The crisis of social care in Tory Britain has hit the headlines recently, with a lack of funding and an exodus of care workers leaving the system on the point of collapse. We provide here the story of care worker and Socialist Appeal reader, who outlines in moving detail the horrific conditions facing care workers and the people they support.
I recently read that almost one thousand care workers quit their jobs every day and that there is now a shortfall of 84,000 workers in the sector. Data shows job turnover in the care work sector is nearly twice the national average. Being a care worker myself I am not in the slightest bit surprised. Indeed, no one should be surprised when you consider the rates of pay and the working conditions we have to bear.
However, don’t let anyone tell you that we leave because we don’t like our job. We are the legs and arms of the most vulnerable in our society, and for someone with a caring disposition, the levels of satisfaction you get from doing this job is second-to-none. I can personally attest to the fact that care workers are forced to leave because of poor and unfair working conditions.
Most local authorities have handed over responsibility by outsourcing domiciliary care work to agencies. Only a minority remain employed by local authorities. We are stuck with zero-hour contracts and no rights in any shape or form with which to defend ourselves. When we take into account the fact that we don’t get paid for travelling between calls, our wages end up well below the national minimum wage.
We are forced to worry constantly about not being given enough hours work to pay our rent or bills and about having to find food banks in case they don’t give us enough work. On the other hand, we are constantly worrying because we don’t have enough time to properly care for people and often must leave people in distress due to the time constraints that are imposed on us.

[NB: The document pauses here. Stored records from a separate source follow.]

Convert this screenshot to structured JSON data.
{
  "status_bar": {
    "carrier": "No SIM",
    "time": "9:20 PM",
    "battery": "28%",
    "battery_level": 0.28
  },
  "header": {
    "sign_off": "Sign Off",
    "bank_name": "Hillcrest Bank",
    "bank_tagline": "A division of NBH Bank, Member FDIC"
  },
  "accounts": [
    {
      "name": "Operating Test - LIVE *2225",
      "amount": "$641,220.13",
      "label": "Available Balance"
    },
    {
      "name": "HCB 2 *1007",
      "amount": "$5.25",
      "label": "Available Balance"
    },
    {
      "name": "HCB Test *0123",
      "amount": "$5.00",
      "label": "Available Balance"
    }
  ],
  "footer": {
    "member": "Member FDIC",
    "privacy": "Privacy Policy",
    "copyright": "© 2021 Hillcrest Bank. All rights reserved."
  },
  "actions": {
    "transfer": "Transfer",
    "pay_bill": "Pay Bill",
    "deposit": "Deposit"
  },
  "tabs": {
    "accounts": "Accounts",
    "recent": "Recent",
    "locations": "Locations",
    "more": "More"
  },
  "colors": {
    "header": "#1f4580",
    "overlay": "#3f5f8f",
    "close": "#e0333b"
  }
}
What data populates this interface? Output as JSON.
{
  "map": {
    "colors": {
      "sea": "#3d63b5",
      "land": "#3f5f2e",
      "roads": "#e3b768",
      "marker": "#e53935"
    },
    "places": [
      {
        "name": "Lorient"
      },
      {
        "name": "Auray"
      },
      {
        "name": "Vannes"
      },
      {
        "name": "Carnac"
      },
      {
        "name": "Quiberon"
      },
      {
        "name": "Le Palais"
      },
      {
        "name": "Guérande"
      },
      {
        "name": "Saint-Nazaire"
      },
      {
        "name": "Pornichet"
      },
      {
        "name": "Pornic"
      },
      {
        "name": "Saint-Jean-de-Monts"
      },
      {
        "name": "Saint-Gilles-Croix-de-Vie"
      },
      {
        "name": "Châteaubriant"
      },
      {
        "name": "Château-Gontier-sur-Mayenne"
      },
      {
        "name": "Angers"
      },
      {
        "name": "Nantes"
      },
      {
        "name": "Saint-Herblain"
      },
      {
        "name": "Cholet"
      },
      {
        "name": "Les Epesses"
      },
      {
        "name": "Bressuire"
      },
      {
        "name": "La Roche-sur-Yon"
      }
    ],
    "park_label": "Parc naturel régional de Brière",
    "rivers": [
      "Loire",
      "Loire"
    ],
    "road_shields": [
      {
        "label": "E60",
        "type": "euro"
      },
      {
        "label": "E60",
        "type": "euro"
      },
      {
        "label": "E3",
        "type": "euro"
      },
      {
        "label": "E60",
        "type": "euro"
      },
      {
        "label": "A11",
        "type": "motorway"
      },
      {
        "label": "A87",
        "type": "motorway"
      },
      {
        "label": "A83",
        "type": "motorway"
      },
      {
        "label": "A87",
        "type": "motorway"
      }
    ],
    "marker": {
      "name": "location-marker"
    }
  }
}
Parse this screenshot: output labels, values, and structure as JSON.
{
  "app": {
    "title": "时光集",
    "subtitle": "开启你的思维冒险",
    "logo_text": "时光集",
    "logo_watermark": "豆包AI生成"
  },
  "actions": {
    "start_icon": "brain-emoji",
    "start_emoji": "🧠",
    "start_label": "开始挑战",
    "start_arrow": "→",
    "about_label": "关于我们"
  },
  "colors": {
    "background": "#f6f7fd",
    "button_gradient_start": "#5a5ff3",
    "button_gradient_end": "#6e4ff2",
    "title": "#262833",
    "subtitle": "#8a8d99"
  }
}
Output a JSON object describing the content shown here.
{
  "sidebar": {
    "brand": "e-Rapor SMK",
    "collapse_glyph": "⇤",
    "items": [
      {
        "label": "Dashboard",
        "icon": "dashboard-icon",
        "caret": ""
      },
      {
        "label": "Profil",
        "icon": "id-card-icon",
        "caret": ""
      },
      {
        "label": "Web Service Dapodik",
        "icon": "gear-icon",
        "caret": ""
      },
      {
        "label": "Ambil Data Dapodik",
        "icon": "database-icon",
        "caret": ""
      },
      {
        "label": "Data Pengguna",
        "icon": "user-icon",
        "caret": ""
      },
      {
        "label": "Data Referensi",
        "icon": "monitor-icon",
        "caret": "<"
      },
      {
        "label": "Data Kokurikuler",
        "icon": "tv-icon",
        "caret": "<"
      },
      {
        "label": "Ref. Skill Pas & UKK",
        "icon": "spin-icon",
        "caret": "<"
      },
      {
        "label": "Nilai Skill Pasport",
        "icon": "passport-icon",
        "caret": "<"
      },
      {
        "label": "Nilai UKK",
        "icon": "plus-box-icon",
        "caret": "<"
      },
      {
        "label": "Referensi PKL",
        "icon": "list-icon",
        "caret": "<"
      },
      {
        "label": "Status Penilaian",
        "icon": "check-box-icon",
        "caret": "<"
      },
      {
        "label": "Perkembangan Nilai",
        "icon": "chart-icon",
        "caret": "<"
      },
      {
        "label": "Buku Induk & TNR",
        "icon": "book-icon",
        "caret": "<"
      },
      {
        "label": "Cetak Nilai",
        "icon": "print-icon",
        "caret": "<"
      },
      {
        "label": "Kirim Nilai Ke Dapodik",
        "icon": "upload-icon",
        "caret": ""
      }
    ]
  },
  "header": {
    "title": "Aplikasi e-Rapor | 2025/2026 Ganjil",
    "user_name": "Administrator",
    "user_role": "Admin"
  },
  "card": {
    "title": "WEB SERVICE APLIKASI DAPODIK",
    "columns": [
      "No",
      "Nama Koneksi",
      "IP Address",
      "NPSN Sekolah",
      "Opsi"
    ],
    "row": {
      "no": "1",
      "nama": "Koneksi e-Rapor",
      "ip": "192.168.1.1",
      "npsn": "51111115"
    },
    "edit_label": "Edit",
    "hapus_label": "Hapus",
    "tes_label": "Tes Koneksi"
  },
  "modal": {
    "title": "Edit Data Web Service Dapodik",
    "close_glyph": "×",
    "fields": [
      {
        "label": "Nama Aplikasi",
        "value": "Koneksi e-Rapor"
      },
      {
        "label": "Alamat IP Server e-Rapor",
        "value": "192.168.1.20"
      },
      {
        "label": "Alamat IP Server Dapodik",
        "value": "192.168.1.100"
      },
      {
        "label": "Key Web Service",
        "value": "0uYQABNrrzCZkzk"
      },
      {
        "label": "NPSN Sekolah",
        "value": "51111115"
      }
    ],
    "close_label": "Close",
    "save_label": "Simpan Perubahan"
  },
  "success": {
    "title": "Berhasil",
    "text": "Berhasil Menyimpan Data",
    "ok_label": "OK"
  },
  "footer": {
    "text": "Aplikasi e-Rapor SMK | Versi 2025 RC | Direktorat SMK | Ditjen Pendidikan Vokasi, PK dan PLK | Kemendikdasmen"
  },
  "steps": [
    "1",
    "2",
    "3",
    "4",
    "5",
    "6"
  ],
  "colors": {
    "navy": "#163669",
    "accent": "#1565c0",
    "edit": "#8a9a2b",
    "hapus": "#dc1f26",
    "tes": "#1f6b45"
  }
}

I remember looking at my rota, when I first started, and seeing that I had been allocated 13 hours work in one single day. I rang the agency and asking them if it was legal to work so many hours in a single day. I was asked bluntly, “do you want the job or not?” And so I got up at 06:00 to start my shift with slots of between 15-45 minutes, depending on the needs of the client. I drove to my first house and found my client with MS, bedbound, and in need of a full wash and a breakfast. By the end of the allocated time I found that I had only done half of what I was meant to have done, and with regret I had to rush out to my next call, promising that I would be back by lunch.
I arrived at the next call to find a lady with dementia playing with her own faeces and unable to comprehend who I was or how to swallow her medication. “Should this lady be in her house? Shouldn’t she be in a home where she can get be treated by people that have been trained in mental illnesses?”, I asked myself. Panic took over and I started to ask myself if simply having a caring nature is enough to get you through this job. But there is no time to think - just rush to the next call.
I remember by 16:00 that afternoon I called the agency and told them I was mentally and physically exhausted and asked if they could find someone else to take some of my calls. “We don’t have anybody else sweetie, just toughen up and carry on,” I was told. By the end of the day, at around 22:30, I had had enough. I was exhausted, hungry and past caring to be honest. “I’ll get home and hand in my notice,” I thought to myself. I just felt dehumanised. I went to my last call, back to see the lady with MS again. She was still in bed and was waiting for me to clean her, change her pad, and offer her the last cup of tea of the day. She managed to hold my hand and said to me that I was an angel, that all her care workers are angels, and that she could see I was going to be a good one. And that did it for me; I then knew that I would continue to be a care worker.
But reality hits you hard and the truth is that it is difficult to work when you depend on an agency that gives you zero-hour contracts, that exploits you and makes you feel like you are scum of the earth. They ask you to send in photos of your flat tyre, because they don’t believe you; they get annoyed with you if you get sick; they call you lazy and unprofessional if you protest for having to do 12 hour shifts, and so on.
Recently one of my fellow care workers collapsed in a house due to exhaustion. She had been working solidly all weekend. She then handed in her resignation, and when I called the agency they told me she was not suited to the job. But of course she was suited to the job! She was such a good carer that she pushed herself to the point of needing care herself. It is a completely disgraceful treatment of the most downtrodden. It is no wonder that staff turnover is so high. These atrocities breed resentment, undermine morale and ultimately lead to depression. They are truly exploiting our good nature.
The Tory government’s failure to fund social care is making life extremely hard for care workers and for the most vulnerable people in our communities. In doing so they are putting more pressure on the NHS, as people go to hospital for care they used to get at home.
It would appear they would rather have our elderly - who have worked so hard to own a house - sell their homes to pay for their care in private nursing homes, from which the rich can then squeeze more profits. For the poorest and most vulnerable, without the privilege of owning their own home, it would appear that they would rather they die as soon as possible. We, the workers and the most vulnerable in this society, are being let down by an unfair system in which profit prevails over everything.